Furthermore, inter-tumour and intra-tumour heterogeneity significantly complicates the situation. Some mutations will be observed in all cells of the primary tumour and, for patients with metastatic disease in all the metastatic lesions, but we frequently see sub-clonal mutations that are only present in a fraction of the primary tumour, or are restricted to certain metastatic lesions. At this stage, we know that tumour heterogeneity plays an important role in the response to treatment, but the detailed mechanisms and clinical implications must still be elucidated.

Another complication is that knowing that a specific mutation is a drug response biomarker in a specific tumour type by no means guarantees that the drug will work on the same mutation in another tumour type. A well-known example is the BRAF V600E mutationthat confers exquisite sensitivity to some targeted drugs in melanoma but not in other cancer types. The context where a mutation occurs, including the cancer type and the co-occurring mutations, matters enormously, and sometimes our understanding of tumour biology is just too fragmentary to adequately integrate all these aspects.
 

What other aspects of implementing molecular screening in the clinic were discussed?

The need for standardisation was also addressed. For example, one still needs to agree on a common nomenclature for the levels of evidence of genetic biomarkers in oncology, in other words how we communicate our confidence in the reliability of genetic biomarker information. Different people use different scales for these levels of evidence, making it more difficult to develop a global discussion and reach consensus.

Another aspect that was discussed in the session is that the current DNA-centric approach, while very powerful and very useful, doesn’t give the full picture.

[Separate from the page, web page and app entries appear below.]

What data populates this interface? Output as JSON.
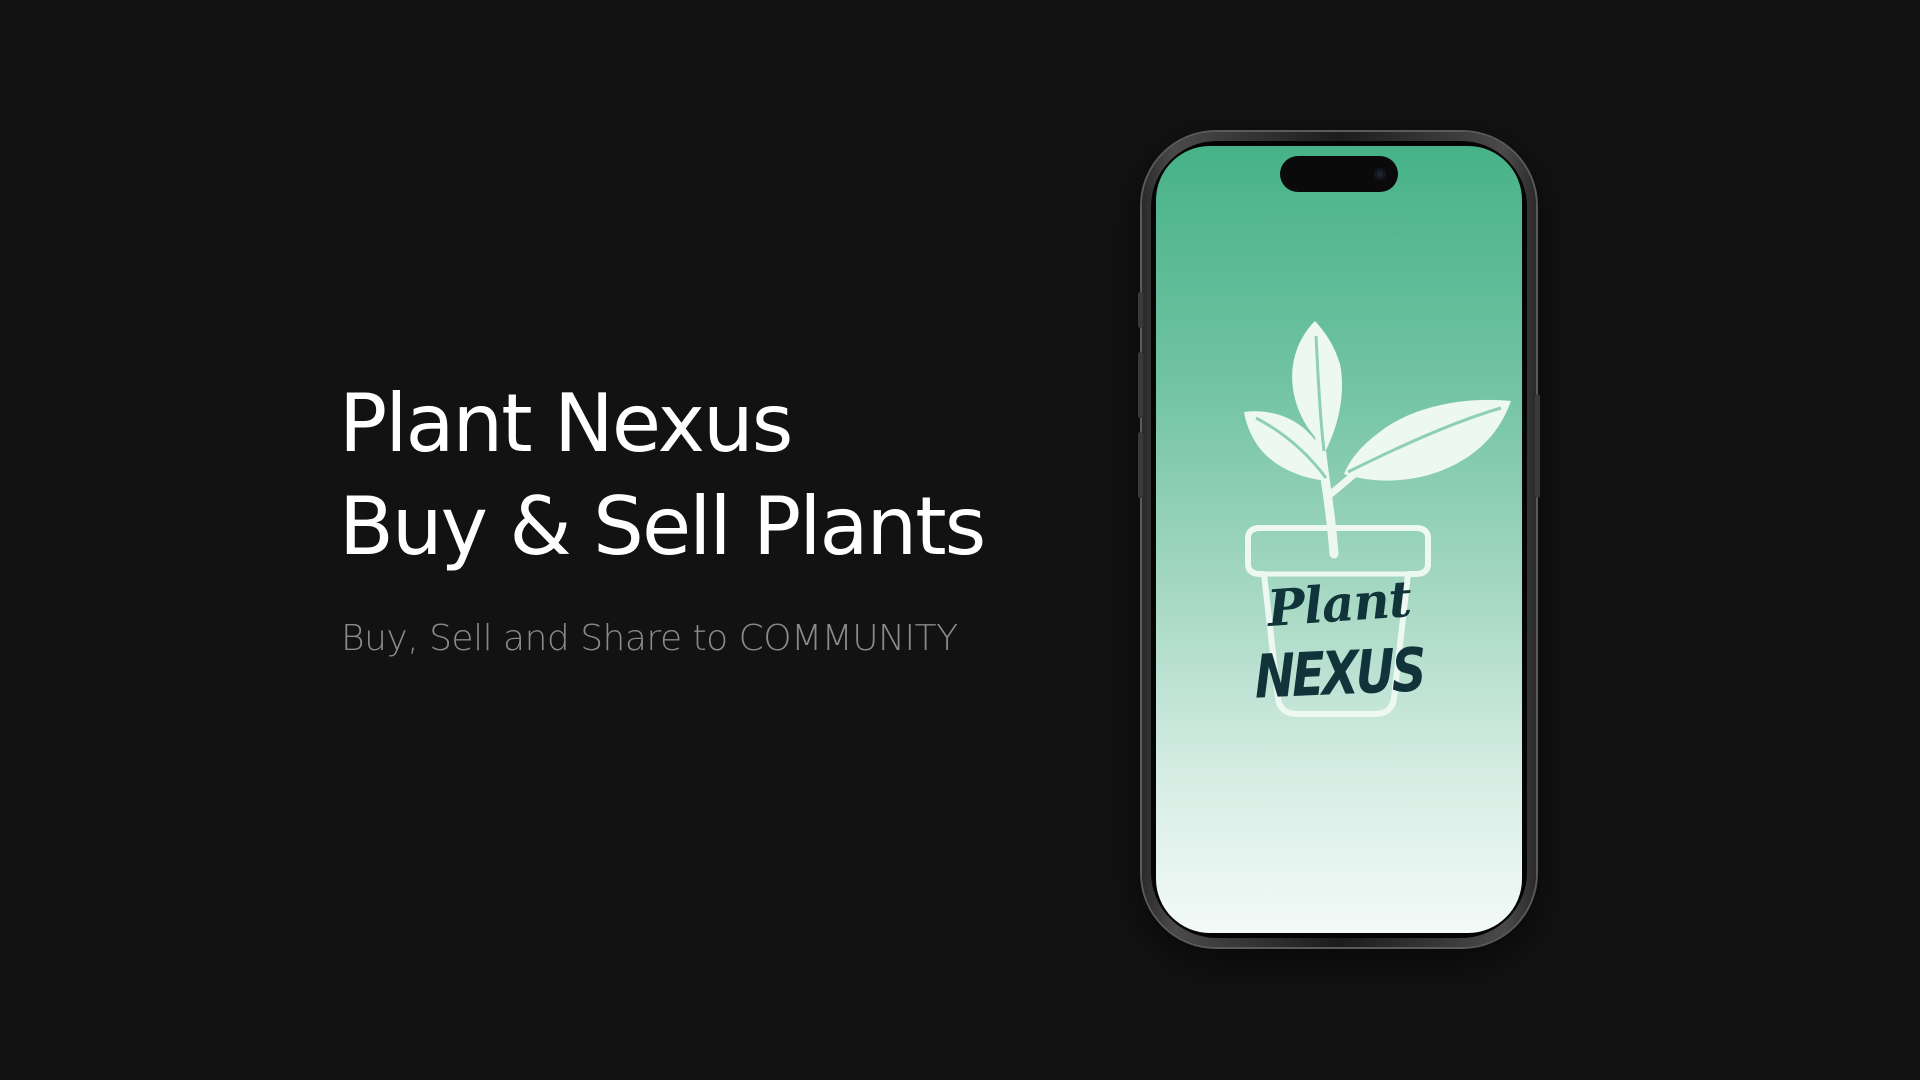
{
  "hero": {
    "title_line_1": "Plant Nexus",
    "title_line_2": "Buy & Sell Plants",
    "tagline": "Buy, Sell and Share to COMMUNITY"
  },
  "app_logo": {
    "word_1": "Plant",
    "word_2": "NEXUS",
    "icon": "plant-pot-icon"
  },
  "colors": {
    "background": "#121212",
    "screen_gradient_top": "#47b287",
    "screen_gradient_bottom": "#f3faf7",
    "logo_text": "#10343a",
    "tagline": "#8a8a8a"
  }
}
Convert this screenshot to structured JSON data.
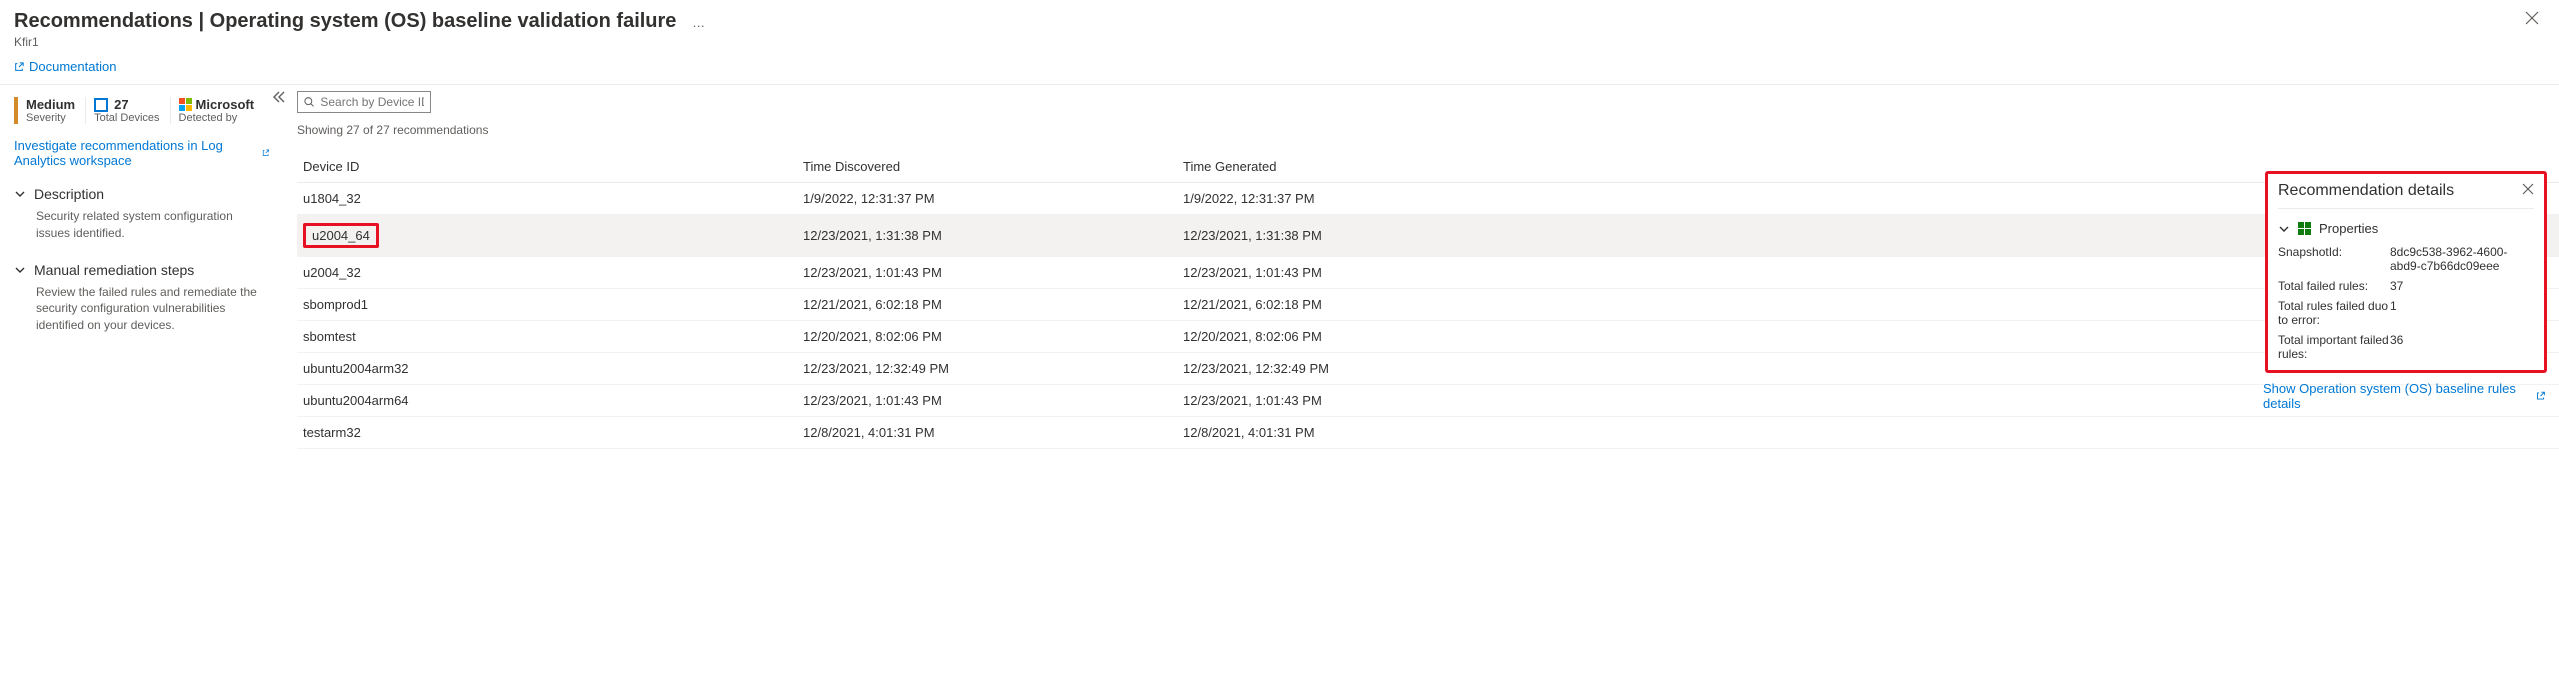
{
  "header": {
    "title": "Recommendations | Operating system (OS) baseline validation failure",
    "ellipsis": "…",
    "subtitle": "Kfir1",
    "doc_link": "Documentation"
  },
  "left": {
    "severity_label": "Medium",
    "severity_sub": "Severity",
    "total_devices_num": "27",
    "total_devices_label": "Total Devices",
    "detected_label": "Microsoft",
    "detected_sub": "Detected by",
    "workspace_link": "Investigate recommendations in Log Analytics workspace",
    "desc_title": "Description",
    "desc_body": "Security related system configuration issues identified.",
    "remediation_title": "Manual remediation steps",
    "remediation_body": "Review the failed rules and remediate the security configuration vulnerabilities identified on your devices."
  },
  "grid": {
    "search_placeholder": "Search by Device ID",
    "result_count": "Showing 27 of 27 recommendations",
    "columns": {
      "c1": "Device ID",
      "c2": "Time Discovered",
      "c3": "Time Generated"
    },
    "rows": [
      {
        "device": "u1804_32",
        "discovered": "1/9/2022, 12:31:37 PM",
        "generated": "1/9/2022, 12:31:37 PM",
        "selected": false,
        "highlight": false
      },
      {
        "device": "u2004_64",
        "discovered": "12/23/2021, 1:31:38 PM",
        "generated": "12/23/2021, 1:31:38 PM",
        "selected": true,
        "highlight": true
      },
      {
        "device": "u2004_32",
        "discovered": "12/23/2021, 1:01:43 PM",
        "generated": "12/23/2021, 1:01:43 PM",
        "selected": false,
        "highlight": false
      },
      {
        "device": "sbomprod1",
        "discovered": "12/21/2021, 6:02:18 PM",
        "generated": "12/21/2021, 6:02:18 PM",
        "selected": false,
        "highlight": false
      },
      {
        "device": "sbomtest",
        "discovered": "12/20/2021, 8:02:06 PM",
        "generated": "12/20/2021, 8:02:06 PM",
        "selected": false,
        "highlight": false
      },
      {
        "device": "ubuntu2004arm32",
        "discovered": "12/23/2021, 12:32:49 PM",
        "generated": "12/23/2021, 12:32:49 PM",
        "selected": false,
        "highlight": false
      },
      {
        "device": "ubuntu2004arm64",
        "discovered": "12/23/2021, 1:01:43 PM",
        "generated": "12/23/2021, 1:01:43 PM",
        "selected": false,
        "highlight": false
      },
      {
        "device": "testarm32",
        "discovered": "12/8/2021, 4:01:31 PM",
        "generated": "12/8/2021, 4:01:31 PM",
        "selected": false,
        "highlight": false
      }
    ]
  },
  "details": {
    "title": "Recommendation details",
    "props_label": "Properties",
    "kv": [
      {
        "k": "SnapshotId:",
        "v": "8dc9c538-3962-4600-abd9-c7b66dc09eee"
      },
      {
        "k": "Total failed rules:",
        "v": "37"
      },
      {
        "k": "Total rules failed duo to error:",
        "v": "1"
      },
      {
        "k": "Total important failed rules:",
        "v": "36"
      }
    ],
    "show_rules": "Show Operation system (OS) baseline rules details"
  }
}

Ultimately, it’s at the level of the proteins, the molecular pathways, the cells and the tissues where most of the action happens. If we want to achieve reliable personalised cancer medicine, we will probably have to incorporate more information on the protein level, microenvironment, metabolism, immune system and even tumour architecture. Systems biology and mathematical modelling will also become increasingly important to make sense of this bewildering complexity.
 

What impact will the AURORA programme have on the way molecular information is used in the clinic?

AURORA is innovating in the way the molecular tumour board is implemented. Having more than 80 sites that will ultimately participate in the programme prompted us to establish a central molecular tumour board that comprises more than fifteen experts in oncology, genetics and genomics, pathology and bioinformatics. This board seeks to provide additional information on the functional and clinical consequences of the molecular aberrations. It meets every two weeks via a conference call to discuss the findings and seek consensus on the information that should be reported to the clinicians. I think that this is an interesting model for molecular tumour boards in the future.

Even more importantly, the basic knowledge about metastatic breast cancer biology coming out of AURORA will be very useful to guide the decisions of molecular tumour boards in the future. In particular, a better understanding of how tumour heterogeneity and tumour evolution impacts treatment will be a major advance. And lastly, the clinical trials for targeted therapies that will be associated with AURORA will generate important information about the clinical utility of specific genetic biomarkers.

The final take home message of the session was that the enthusiasm for molecular screening is fully warranted, but also that one should keep in mind that its clinical implementation comes with many challenges and still largely belongs to the investigative realm. Ambitious initiatives such as AURORA will be crucial to bridge the remaining gap with the clinic.